## Exercise details
Give only the number of lines in the data that contain the word "count".

## Input records

^^^^^^^^^^^^^^^^

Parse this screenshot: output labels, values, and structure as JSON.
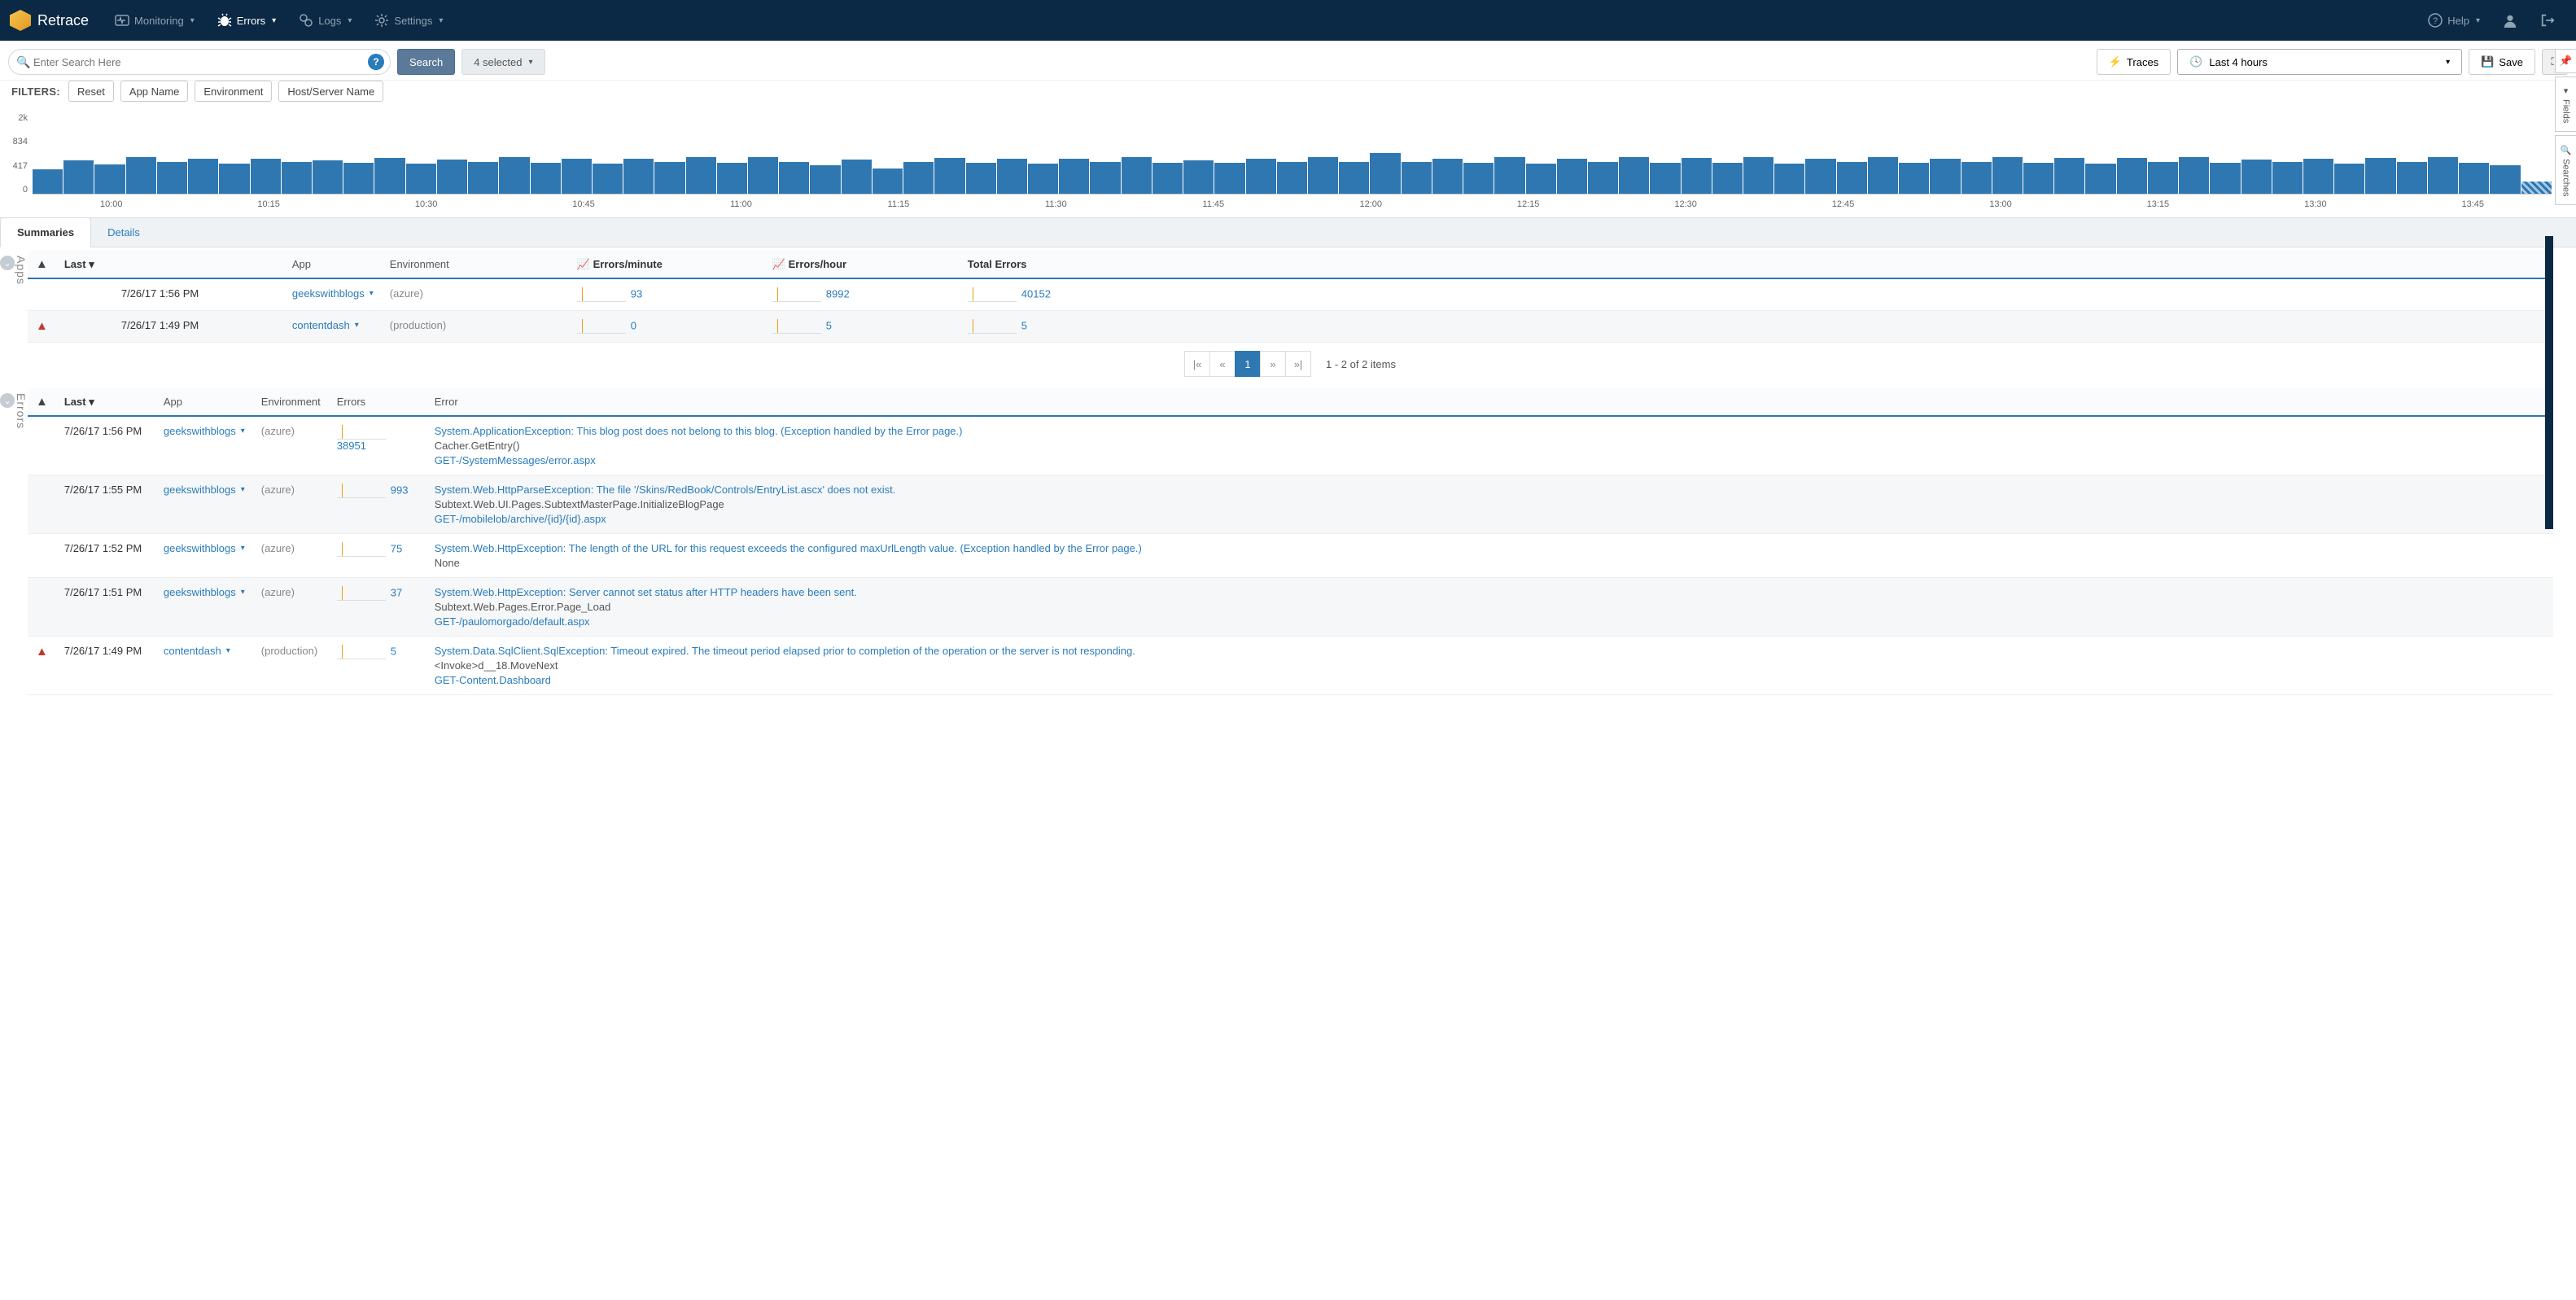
{
  "nav": {
    "brand": "Retrace",
    "items": [
      {
        "label": "Monitoring",
        "icon": "pulse-icon",
        "active": false
      },
      {
        "label": "Errors",
        "icon": "bug-icon",
        "active": true
      },
      {
        "label": "Logs",
        "icon": "gears-icon",
        "active": false
      },
      {
        "label": "Settings",
        "icon": "gear-icon",
        "active": false
      }
    ],
    "help": "Help"
  },
  "toolbar": {
    "search_placeholder": "Enter Search Here",
    "search_btn": "Search",
    "selected": "4 selected",
    "traces": "Traces",
    "timerange": "Last 4 hours",
    "save": "Save"
  },
  "filters": {
    "label": "FILTERS:",
    "reset": "Reset",
    "tokens": [
      "App Name",
      "Environment",
      "Host/Server Name"
    ]
  },
  "rail": {
    "fields": "Fields",
    "searches": "Searches"
  },
  "chart_data": {
    "type": "bar",
    "ylim": [
      0,
      2000
    ],
    "yticks": [
      0,
      417,
      834,
      "2k"
    ],
    "xticks": [
      "10:00",
      "10:15",
      "10:30",
      "10:45",
      "11:00",
      "11:15",
      "11:30",
      "11:45",
      "12:00",
      "12:15",
      "12:30",
      "12:45",
      "13:00",
      "13:15",
      "13:30",
      "13:45"
    ],
    "values": [
      600,
      820,
      720,
      900,
      790,
      860,
      740,
      870,
      780,
      830,
      760,
      880,
      750,
      850,
      780,
      900,
      760,
      870,
      740,
      860,
      780,
      900,
      770,
      910,
      790,
      700,
      850,
      620,
      790,
      880,
      760,
      870,
      750,
      860,
      780,
      900,
      770,
      830,
      760,
      870,
      790,
      910,
      780,
      1010,
      790,
      870,
      760,
      900,
      750,
      870,
      780,
      900,
      760,
      880,
      770,
      900,
      750,
      870,
      780,
      900,
      760,
      870,
      780,
      900,
      770,
      880,
      750,
      890,
      780,
      900,
      760,
      840,
      780,
      870,
      750,
      890,
      780,
      900,
      760,
      700,
      300
    ]
  },
  "tabs": {
    "summaries": "Summaries",
    "details": "Details"
  },
  "apps_table": {
    "section": "Apps",
    "headers": {
      "warn": "",
      "last": "Last ▾",
      "app": "App",
      "env": "Environment",
      "epm": "Errors/minute",
      "eph": "Errors/hour",
      "total": "Total Errors"
    },
    "rows": [
      {
        "warn": false,
        "last": "7/26/17 1:56 PM",
        "app": "geekswithblogs",
        "env": "(azure)",
        "epm": "93",
        "eph": "8992",
        "total": "40152"
      },
      {
        "warn": true,
        "last": "7/26/17 1:49 PM",
        "app": "contentdash",
        "env": "(production)",
        "epm": "0",
        "eph": "5",
        "total": "5"
      }
    ],
    "pag": {
      "current": "1",
      "info": "1 - 2 of 2 items"
    }
  },
  "errors_table": {
    "section": "Errors",
    "headers": {
      "warn": "",
      "last": "Last ▾",
      "app": "App",
      "env": "Environment",
      "errors": "Errors",
      "error": "Error"
    },
    "rows": [
      {
        "warn": false,
        "last": "7/26/17 1:56 PM",
        "app": "geekswithblogs",
        "env": "(azure)",
        "count": "38951",
        "title": "System.ApplicationException: This blog post does not belong to this blog. (Exception handled by the Error page.)",
        "sub": "Cacher.GetEntry()",
        "get": "GET-/SystemMessages/error.aspx"
      },
      {
        "warn": false,
        "last": "7/26/17 1:55 PM",
        "app": "geekswithblogs",
        "env": "(azure)",
        "count": "993",
        "title": "System.Web.HttpParseException: The file '/Skins/RedBook/Controls/EntryList.ascx' does not exist.",
        "sub": "Subtext.Web.UI.Pages.SubtextMasterPage.InitializeBlogPage",
        "get": "GET-/mobilelob/archive/{id}/{id}.aspx"
      },
      {
        "warn": false,
        "last": "7/26/17 1:52 PM",
        "app": "geekswithblogs",
        "env": "(azure)",
        "count": "75",
        "title": "System.Web.HttpException: The length of the URL for this request exceeds the configured maxUrlLength value. (Exception handled by the Error page.)",
        "sub": "None",
        "get": ""
      },
      {
        "warn": false,
        "last": "7/26/17 1:51 PM",
        "app": "geekswithblogs",
        "env": "(azure)",
        "count": "37",
        "title": "System.Web.HttpException: Server cannot set status after HTTP headers have been sent.",
        "sub": "Subtext.Web.Pages.Error.Page_Load",
        "get": "GET-/paulomorgado/default.aspx"
      },
      {
        "warn": true,
        "last": "7/26/17 1:49 PM",
        "app": "contentdash",
        "env": "(production)",
        "count": "5",
        "title": "System.Data.SqlClient.SqlException: Timeout expired. The timeout period elapsed prior to completion of the operation or the server is not responding.",
        "sub": "<Invoke>d__18.MoveNext",
        "get": "GET-Content.Dashboard"
      }
    ]
  }
}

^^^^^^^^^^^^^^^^

## Task result
5